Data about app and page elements
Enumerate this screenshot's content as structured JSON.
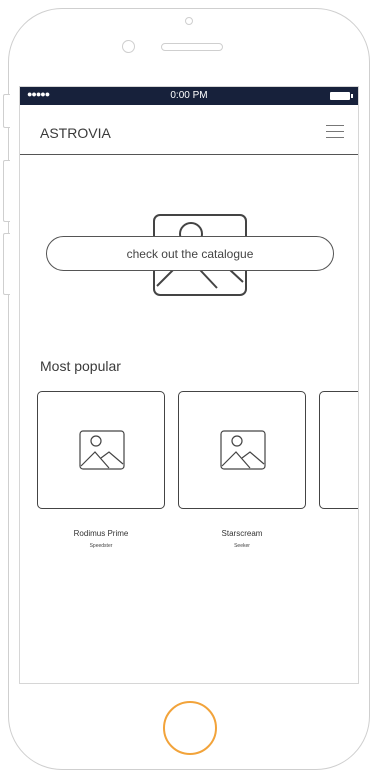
{
  "status_bar": {
    "signal": "●●●●●",
    "time": "0:00 PM"
  },
  "header": {
    "title": "ASTROVIA"
  },
  "hero": {
    "cta_label": "check out the catalogue"
  },
  "popular": {
    "title": "Most popular",
    "items": [
      {
        "name": "Rodimus Prime",
        "subtitle": "Speedster"
      },
      {
        "name": "Starscream",
        "subtitle": "Seeker"
      }
    ]
  },
  "colors": {
    "status_bar_bg": "#17213b",
    "home_button_ring": "#f2a33a",
    "outline": "#444444"
  }
}
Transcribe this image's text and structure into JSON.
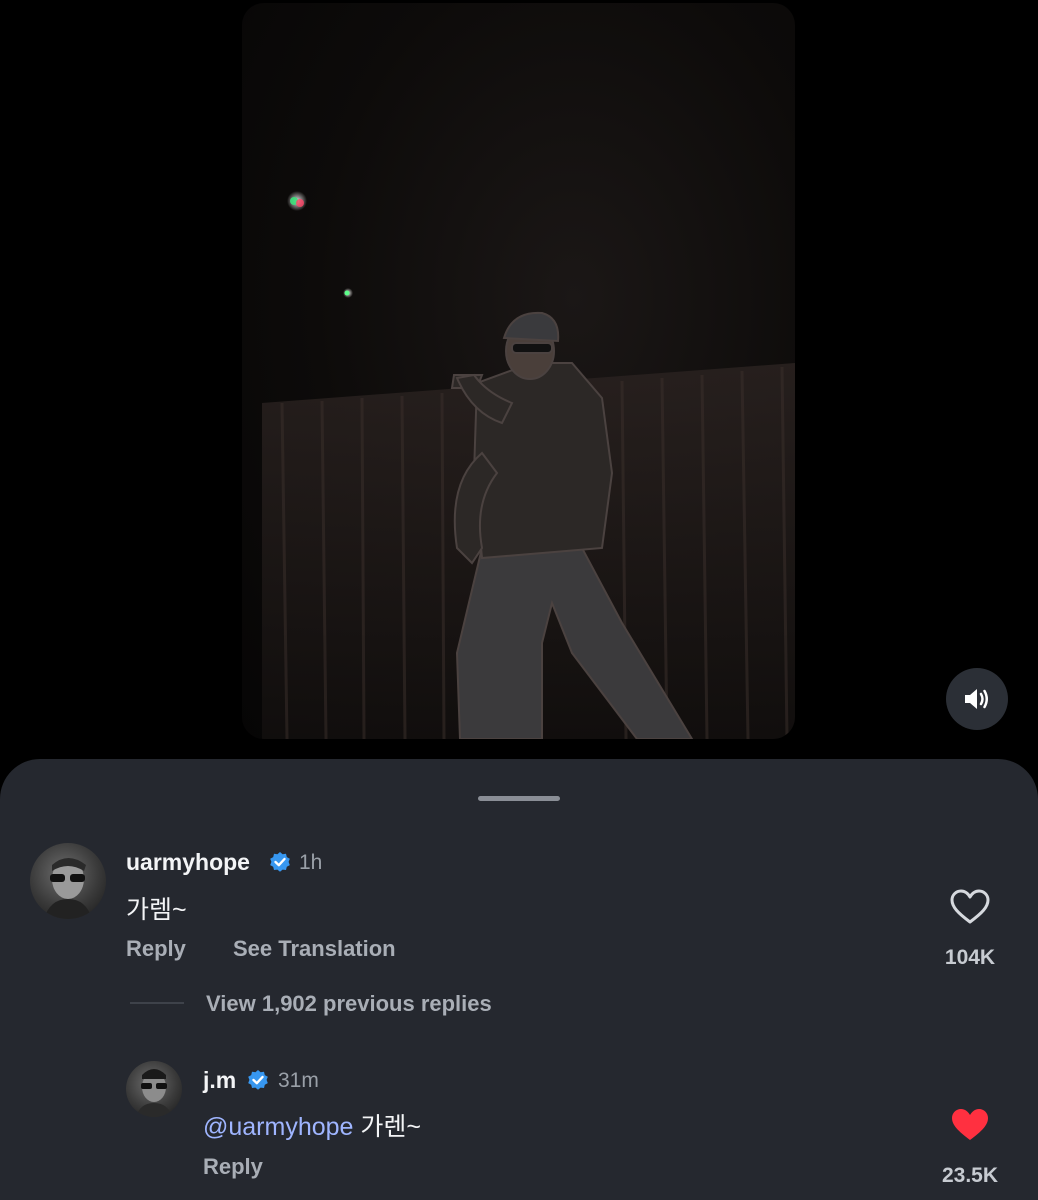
{
  "video": {
    "sound_icon": "speaker-icon"
  },
  "comments": [
    {
      "username": "uarmyhope",
      "verified": true,
      "time": "1h",
      "text": "가렘~",
      "reply_label": "Reply",
      "translate_label": "See Translation",
      "like_count": "104K",
      "liked": false
    }
  ],
  "view_replies_label": "View 1,902 previous replies",
  "reply": {
    "username": "j.m",
    "verified": true,
    "time": "31m",
    "mention": "@uarmyhope",
    "text": " 가렌~",
    "reply_label": "Reply",
    "like_count": "23.5K",
    "liked": true
  },
  "colors": {
    "sheet_bg": "#25282f",
    "verified_blue": "#3797f0",
    "mention": "#9fb5ff",
    "like_red": "#ff3040"
  }
}
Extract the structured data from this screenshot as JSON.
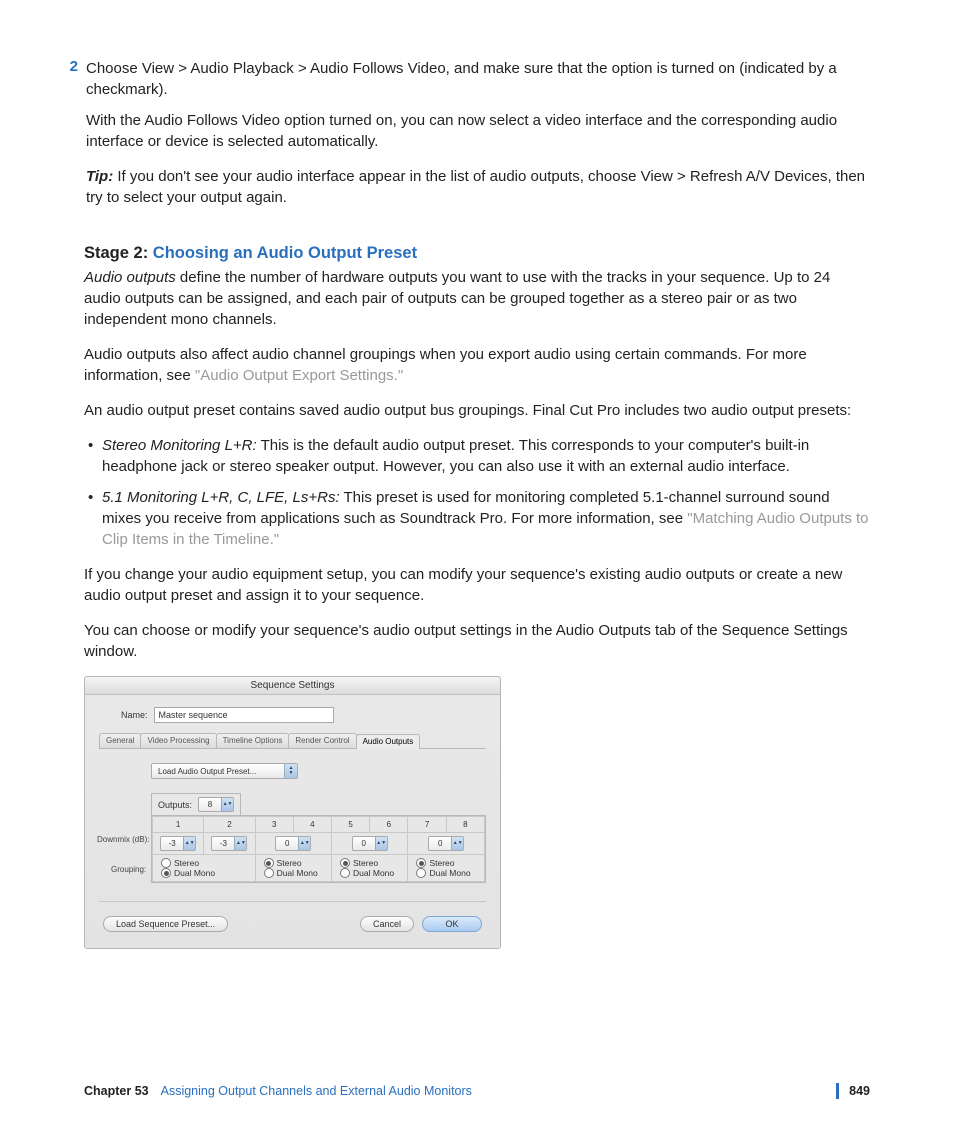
{
  "step": {
    "number": "2",
    "text": "Choose View > Audio Playback > Audio Follows Video, and make sure that the option is turned on (indicated by a checkmark).",
    "sub1": "With the Audio Follows Video option turned on, you can now select a video interface and the corresponding audio interface or device is selected automatically.",
    "tip_label": "Tip:",
    "tip_text": "  If you don't see your audio interface appear in the list of audio outputs, choose View > Refresh A/V Devices, then try to select your output again."
  },
  "heading": {
    "black": "Stage 2: ",
    "blue": "Choosing an Audio Output Preset"
  },
  "para1a": "Audio outputs",
  "para1b": " define the number of hardware outputs you want to use with the tracks in your sequence. Up to 24 audio outputs can be assigned, and each pair of outputs can be grouped together as a stereo pair or as two independent mono channels.",
  "para2a": "Audio outputs also affect audio channel groupings when you export audio using certain commands. For more information, see ",
  "para2link": "\"Audio Output Export Settings.\"",
  "para3": "An audio output preset contains saved audio output bus groupings. Final Cut Pro includes two audio output presets:",
  "bullets": [
    {
      "em": "Stereo Monitoring L+R:",
      "text": "  This is the default audio output preset. This corresponds to your computer's built-in headphone jack or stereo speaker output. However, you can also use it with an external audio interface."
    },
    {
      "em": "5.1 Monitoring L+R, C, LFE, Ls+Rs:",
      "text": "  This preset is used for monitoring completed 5.1-channel surround sound mixes you receive from applications such as Soundtrack Pro. For more information, see ",
      "link": "\"Matching Audio Outputs to Clip Items in the Timeline.\""
    }
  ],
  "para4": "If you change your audio equipment setup, you can modify your sequence's existing audio outputs or create a new audio output preset and assign it to your sequence.",
  "para5": "You can choose or modify your sequence's audio output settings in the Audio Outputs tab of the Sequence Settings window.",
  "screenshot": {
    "title": "Sequence Settings",
    "name_label": "Name:",
    "name_value": "Master sequence",
    "tabs": [
      "General",
      "Video Processing",
      "Timeline Options",
      "Render Control",
      "Audio Outputs"
    ],
    "preset_label": "Load Audio Output Preset...",
    "outputs_label": "Outputs:",
    "outputs_value": "8",
    "col_headers": [
      "1",
      "2",
      "3",
      "4",
      "5",
      "6",
      "7",
      "8"
    ],
    "downmix_label": "Downmix (dB):",
    "downmix_values": [
      "-3",
      "-3",
      "0",
      "0",
      "0"
    ],
    "grouping_label": "Grouping:",
    "radio_stereo": "Stereo",
    "radio_dual": "Dual Mono",
    "load_seq_btn": "Load Sequence Preset...",
    "cancel_btn": "Cancel",
    "ok_btn": "OK"
  },
  "footer": {
    "chapter": "Chapter 53",
    "title": "Assigning Output Channels and External Audio Monitors",
    "page": "849"
  }
}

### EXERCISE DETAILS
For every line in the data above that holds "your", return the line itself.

### REPLY
    "tip_text": "  If you don't see your audio interface appear in the list of audio outputs, choose View > Refresh A/V Devices, then try to select your output again."
  "para1b": " define the number of hardware outputs you want to use with the tracks in your sequence. Up to 24 audio outputs can be assigned, and each pair of outputs can be grouped together as a stereo pair or as two independent mono channels.",
      "text": "  This is the default audio output preset. This corresponds to your computer's built-in headphone jack or stereo speaker output. However, you can also use it with an external audio interface."
  "para4": "If you change your audio equipment setup, you can modify your sequence's existing audio outputs or create a new audio output preset and assign it to your sequence.",
  "para5": "You can choose or modify your sequence's audio output settings in the Audio Outputs tab of the Sequence Settings window.",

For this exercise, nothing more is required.